Dataset excerpts:
↓↓↓
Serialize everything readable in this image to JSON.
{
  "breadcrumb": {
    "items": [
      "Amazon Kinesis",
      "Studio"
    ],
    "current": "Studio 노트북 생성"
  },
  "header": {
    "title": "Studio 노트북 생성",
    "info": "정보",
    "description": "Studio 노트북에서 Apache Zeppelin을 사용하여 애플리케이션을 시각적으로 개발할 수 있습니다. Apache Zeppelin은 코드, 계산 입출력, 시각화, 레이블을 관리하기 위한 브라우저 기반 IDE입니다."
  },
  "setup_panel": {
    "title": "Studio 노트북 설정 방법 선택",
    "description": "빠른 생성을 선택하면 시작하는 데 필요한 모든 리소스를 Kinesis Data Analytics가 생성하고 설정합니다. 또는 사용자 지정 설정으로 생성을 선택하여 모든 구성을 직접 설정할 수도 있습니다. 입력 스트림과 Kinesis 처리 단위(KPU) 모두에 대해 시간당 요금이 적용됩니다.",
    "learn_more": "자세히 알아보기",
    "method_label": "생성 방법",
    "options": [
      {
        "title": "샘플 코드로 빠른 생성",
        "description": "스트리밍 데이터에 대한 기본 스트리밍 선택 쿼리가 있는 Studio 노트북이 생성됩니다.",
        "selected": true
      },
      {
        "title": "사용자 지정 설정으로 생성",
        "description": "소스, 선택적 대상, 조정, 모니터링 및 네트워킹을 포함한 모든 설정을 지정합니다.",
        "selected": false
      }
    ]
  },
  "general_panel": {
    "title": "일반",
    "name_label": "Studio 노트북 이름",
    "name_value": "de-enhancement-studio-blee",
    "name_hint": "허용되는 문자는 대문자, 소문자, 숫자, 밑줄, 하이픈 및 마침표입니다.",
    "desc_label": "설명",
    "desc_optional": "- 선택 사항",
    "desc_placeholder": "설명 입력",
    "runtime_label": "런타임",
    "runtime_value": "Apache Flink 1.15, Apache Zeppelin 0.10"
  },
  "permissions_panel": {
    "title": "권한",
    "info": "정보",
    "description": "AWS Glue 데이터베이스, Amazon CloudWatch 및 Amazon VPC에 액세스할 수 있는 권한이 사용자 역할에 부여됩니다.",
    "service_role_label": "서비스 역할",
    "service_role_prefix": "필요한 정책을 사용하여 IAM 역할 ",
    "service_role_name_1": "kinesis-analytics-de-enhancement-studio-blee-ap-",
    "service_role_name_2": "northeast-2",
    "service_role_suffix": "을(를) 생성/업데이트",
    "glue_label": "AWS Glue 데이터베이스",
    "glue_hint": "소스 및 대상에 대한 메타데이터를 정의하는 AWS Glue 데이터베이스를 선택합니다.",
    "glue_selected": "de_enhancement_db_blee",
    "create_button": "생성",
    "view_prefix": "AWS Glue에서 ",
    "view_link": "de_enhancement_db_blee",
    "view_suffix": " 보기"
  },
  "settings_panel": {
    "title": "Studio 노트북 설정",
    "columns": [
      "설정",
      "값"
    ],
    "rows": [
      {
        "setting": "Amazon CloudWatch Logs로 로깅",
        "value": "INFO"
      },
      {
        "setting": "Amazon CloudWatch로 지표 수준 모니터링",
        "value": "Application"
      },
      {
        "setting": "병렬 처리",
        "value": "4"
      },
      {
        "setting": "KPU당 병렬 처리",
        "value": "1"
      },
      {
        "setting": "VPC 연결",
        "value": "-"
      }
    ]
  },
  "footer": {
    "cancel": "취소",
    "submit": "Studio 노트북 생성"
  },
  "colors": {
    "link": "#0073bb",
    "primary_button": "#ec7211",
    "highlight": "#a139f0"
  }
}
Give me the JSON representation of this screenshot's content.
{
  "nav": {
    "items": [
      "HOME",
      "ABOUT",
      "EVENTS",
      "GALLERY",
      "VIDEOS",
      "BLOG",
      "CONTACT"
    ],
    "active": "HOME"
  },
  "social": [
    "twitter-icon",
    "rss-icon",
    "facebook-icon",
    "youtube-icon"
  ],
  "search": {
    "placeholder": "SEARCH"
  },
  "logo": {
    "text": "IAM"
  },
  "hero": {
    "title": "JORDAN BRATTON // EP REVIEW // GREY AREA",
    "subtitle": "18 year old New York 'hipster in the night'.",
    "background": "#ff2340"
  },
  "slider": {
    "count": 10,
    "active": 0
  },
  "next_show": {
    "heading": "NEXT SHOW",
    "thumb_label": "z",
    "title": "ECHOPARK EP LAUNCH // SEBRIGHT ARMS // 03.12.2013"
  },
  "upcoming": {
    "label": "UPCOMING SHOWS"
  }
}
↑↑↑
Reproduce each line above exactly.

Serialize everything readable in this image to JSON.
{
  "breadcrumb": {
    "items": [
      "Amazon Kinesis",
      "Studio"
    ],
    "current": "Studio 노트북 생성"
  },
  "header": {
    "title": "Studio 노트북 생성",
    "info": "정보",
    "description": "Studio 노트북에서 Apache Zeppelin을 사용하여 애플리케이션을 시각적으로 개발할 수 있습니다. Apache Zeppelin은 코드, 계산 입출력, 시각화, 레이블을 관리하기 위한 브라우저 기반 IDE입니다."
  },
  "setup_panel": {
    "title": "Studio 노트북 설정 방법 선택",
    "description": "빠른 생성을 선택하면 시작하는 데 필요한 모든 리소스를 Kinesis Data Analytics가 생성하고 설정합니다. 또는 사용자 지정 설정으로 생성을 선택하여 모든 구성을 직접 설정할 수도 있습니다. 입력 스트림과 Kinesis 처리 단위(KPU) 모두에 대해 시간당 요금이 적용됩니다.",
    "learn_more": "자세히 알아보기",
    "method_label": "생성 방법",
    "options": [
      {
        "title": "샘플 코드로 빠른 생성",
        "description": "스트리밍 데이터에 대한 기본 스트리밍 선택 쿼리가 있는 Studio 노트북이 생성됩니다.",
        "selected": true
      },
      {
        "title": "사용자 지정 설정으로 생성",
        "description": "소스, 선택적 대상, 조정, 모니터링 및 네트워킹을 포함한 모든 설정을 지정합니다.",
        "selected": false
      }
    ]
  },
  "general_panel": {
    "title": "일반",
    "name_label": "Studio 노트북 이름",
    "name_value": "de-enhancement-studio-blee",
    "name_hint": "허용되는 문자는 대문자, 소문자, 숫자, 밑줄, 하이픈 및 마침표입니다.",
    "desc_label": "설명",
    "desc_optional": "- 선택 사항",
    "desc_placeholder": "설명 입력",
    "runtime_label": "런타임",
    "runtime_value": "Apache Flink 1.15, Apache Zeppelin 0.10"
  },
  "permissions_panel": {
    "title": "권한",
    "info": "정보",
    "description": "AWS Glue 데이터베이스, Amazon CloudWatch 및 Amazon VPC에 액세스할 수 있는 권한이 사용자 역할에 부여됩니다.",
    "service_role_label": "서비스 역할",
    "service_role_prefix": "필요한 정책을 사용하여 IAM 역할 ",
    "service_role_name_1": "kinesis-analytics-de-enhancement-studio-blee-ap-",
    "service_role_name_2": "northeast-2",
    "service_role_suffix": "을(를) 생성/업데이트",
    "glue_label": "AWS Glue 데이터베이스",
    "glue_hint": "소스 및 대상에 대한 메타데이터를 정의하는 AWS Glue 데이터베이스를 선택합니다.",
    "glue_selected": "de_enhancement_db_blee",
    "create_button": "생성",
    "view_prefix": "AWS Glue에서 ",
    "view_link": "de_enhancement_db_blee",
    "view_suffix": " 보기"
  },
  "settings_panel": {
    "title": "Studio 노트북 설정",
    "columns": [
      "설정",
      "값"
    ],
    "rows": [
      {
        "setting": "Amazon CloudWatch Logs로 로깅",
        "value": "INFO"
      },
      {
        "setting": "Amazon CloudWatch로 지표 수준 모니터링",
        "value": "Application"
      },
      {
        "setting": "병렬 처리",
        "value": "4"
      },
      {
        "setting": "KPU당 병렬 처리",
        "value": "1"
      },
      {
        "setting": "VPC 연결",
        "value": "-"
      }
    ]
  },
  "footer": {
    "cancel": "취소",
    "submit": "Studio 노트북 생성"
  },
  "colors": {
    "link": "#0073bb",
    "primary_button": "#ec7211",
    "highlight": "#a139f0"
  }
}
Give me the JSON representation of this screenshot's content.
{
  "nav": {
    "items": [
      "HOME",
      "ABOUT",
      "EVENTS",
      "GALLERY",
      "VIDEOS",
      "BLOG",
      "CONTACT"
    ],
    "active": "HOME"
  },
  "social": [
    "twitter-icon",
    "rss-icon",
    "facebook-icon",
    "youtube-icon"
  ],
  "search": {
    "placeholder": "SEARCH"
  },
  "logo": {
    "text": "IAM"
  },
  "hero": {
    "title": "JORDAN BRATTON // EP REVIEW // GREY AREA",
    "subtitle": "18 year old New York 'hipster in the night'.",
    "background": "#ff2340"
  },
  "slider": {
    "count": 10,
    "active": 0
  },
  "next_show": {
    "heading": "NEXT SHOW",
    "thumb_label": "z",
    "title": "ECHOPARK EP LAUNCH // SEBRIGHT ARMS // 03.12.2013"
  },
  "upcoming": {
    "label": "UPCOMING SHOWS"
  }
}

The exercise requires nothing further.